You either initiate or you are being asked to do a training for a team(s) on "presentation skills". Okay, so far, so good. Here is where I don't understand something:
A side but important note: Some organizations do all of the below three right and they extract a ton of benefits out of their training programs. Kudos for the great planning and work to all of you! Really! You are the exceptions and this post is not for you!
Problem #1 - When "presentation skills" means how the presentation is delivered: You want to train your employees on "presentation skills" and that's great! The problem is the definition of "presentation skills". Many organizations approach our team at 356labs with similar requests and then when we talk with them we find out that they consider "presentation skills" the skills you need when you are already on stage(or nowadays in front of the camera) - everything around body language, handling questions, the overall delivery. These are important set of skills. No doubt about it. However, if you look carefully into what made that last presentation that impressed you that good, it's actually not only the way the speaker delivered it. It's what he or she said. It's also how their slides were designed. These two are completely different "presentation skills" and if you want your people to be able to prepare and deliver truly effective presentations, you need to get them trained on those topics as well.
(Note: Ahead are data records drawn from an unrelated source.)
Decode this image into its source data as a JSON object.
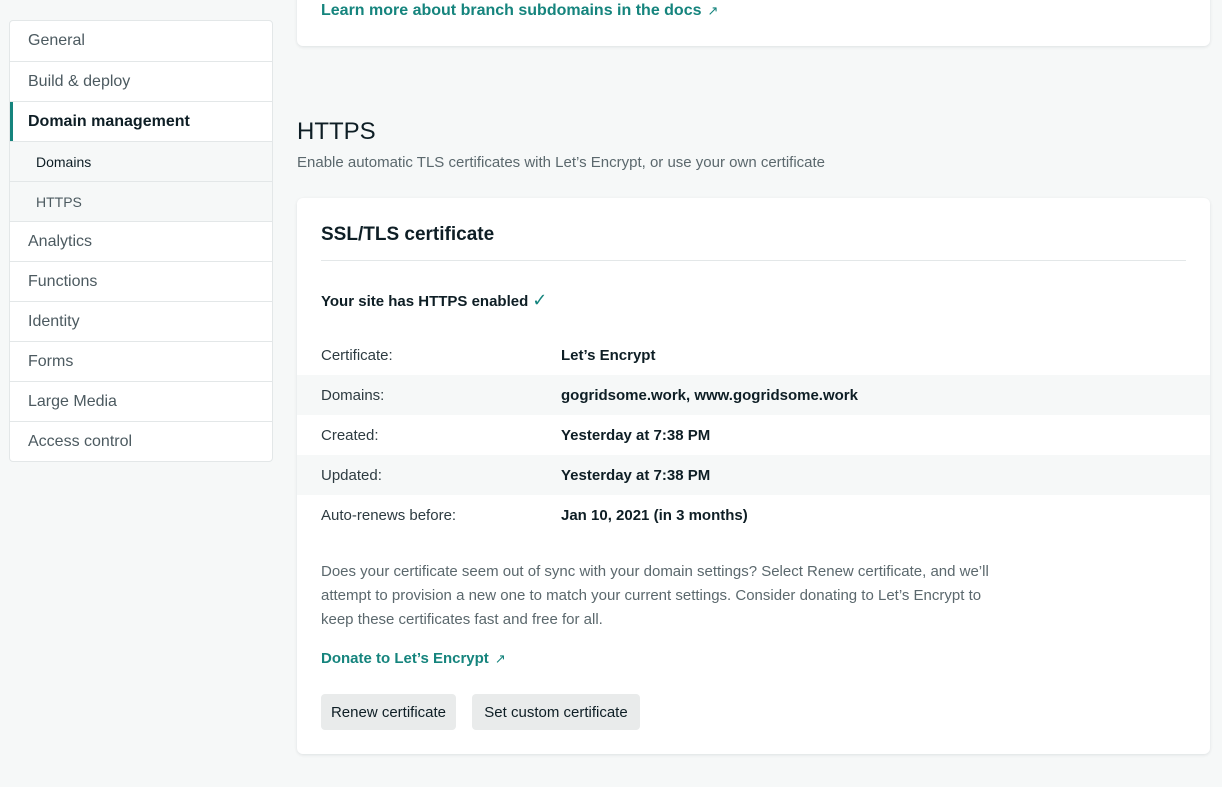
{
  "sidebar": {
    "items": [
      {
        "label": "General"
      },
      {
        "label": "Build & deploy"
      },
      {
        "label": "Domain management"
      },
      {
        "label": "Domains"
      },
      {
        "label": "HTTPS"
      },
      {
        "label": "Analytics"
      },
      {
        "label": "Functions"
      },
      {
        "label": "Identity"
      },
      {
        "label": "Forms"
      },
      {
        "label": "Large Media"
      },
      {
        "label": "Access control"
      }
    ]
  },
  "branch_card": {
    "doc_link": "Learn more about branch subdomains in the docs",
    "external_icon": "arrow-up-right-icon"
  },
  "https_section": {
    "title": "HTTPS",
    "description": "Enable automatic TLS certificates with Let’s Encrypt, or use your own certificate"
  },
  "cert_card": {
    "title": "SSL/TLS certificate",
    "status": "Your site has HTTPS enabled",
    "status_icon": "checkmark-icon",
    "rows": [
      {
        "label": "Certificate:",
        "value": "Let’s Encrypt"
      },
      {
        "label": "Domains:",
        "value": "gogridsome.work, www.gogridsome.work"
      },
      {
        "label": "Created:",
        "value": "Yesterday at 7:38 PM"
      },
      {
        "label": "Updated:",
        "value": "Yesterday at 7:38 PM"
      },
      {
        "label": "Auto-renews before:",
        "value": "Jan 10, 2021 (in 3 months)"
      }
    ],
    "note": "Does your certificate seem out of sync with your domain settings? Select Renew certificate, and we’ll attempt to provision a new one to match your current settings. Consider donating to Let’s Encrypt to keep these certificates fast and free for all.",
    "donate_link": "Donate to Let’s Encrypt",
    "renew_button": "Renew certificate",
    "custom_button": "Set custom certificate"
  },
  "colors": {
    "accent": "#15847d",
    "background": "#f6f8f8",
    "button_bg": "#e9ebeb"
  }
}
Problem #2 - Your teams are communicating virtually yet they are not trained in the specifics of that modality: Say what? Your people are now presenting virtually and most of their presentations and communication goes through Microsoft Teams, Cisco WebEx, Zoom, or similar? Well, yes. And because they are and because they will continue to do so, you need to add to the above two (what they are saying = storytelling, how their slides look = presentation design), a third topic in your presentation skills training agenda - the specifics of virtual presentations. In a course like that they will learn not only how to readapt their stories, design, and delivery to this new reality but maybe even a few new tools like Prezi Video and how they can stay up to date with all of the latest technologies and features all of those companies are providing. Of course, without them losing any time on it. You didn't think I would advice you to train your team on something that will make them less productive, do you?
Problem #3 - Your people are busy. Yet you ask them to deliver a top presentation without giving them time: You organized a training for your teams considering all of the above and you selected the topics they need to be trained on (based on their experience, previous courses they went through, etc.). Congrats! Now please, please, please... Free up their calendars or ask them to free their calendars, or both! I know we are all busy and I am sure you and your employees are. I understand that. However, you are on your way to invest thousands of euros, dollars, <fill-in-your-currency-here>, but you also want them to come to this training in their busiest moment of the year or to be replying and stay involved in their work as this training didn't exist? Come on, let's finish the great work you started. Make that final push and make sure they have the ability and the support from you to dedicate themselves only to the training initiative.
And that's that. Hopefully if you are the decision maker for the training project that made you think or reconsider the upcoming presentation skills training.
And if you are the employee and you are reading this for some reason, maybe that's a post you can share with the person that runs your training initiatives or at least mention that "you have read somewhere that it's not a bad idea to...yada-yada". You know what I mean.
Thanks, good luck and if you are on the look for a training that will truly change the way your people present, let us at 356labs know too.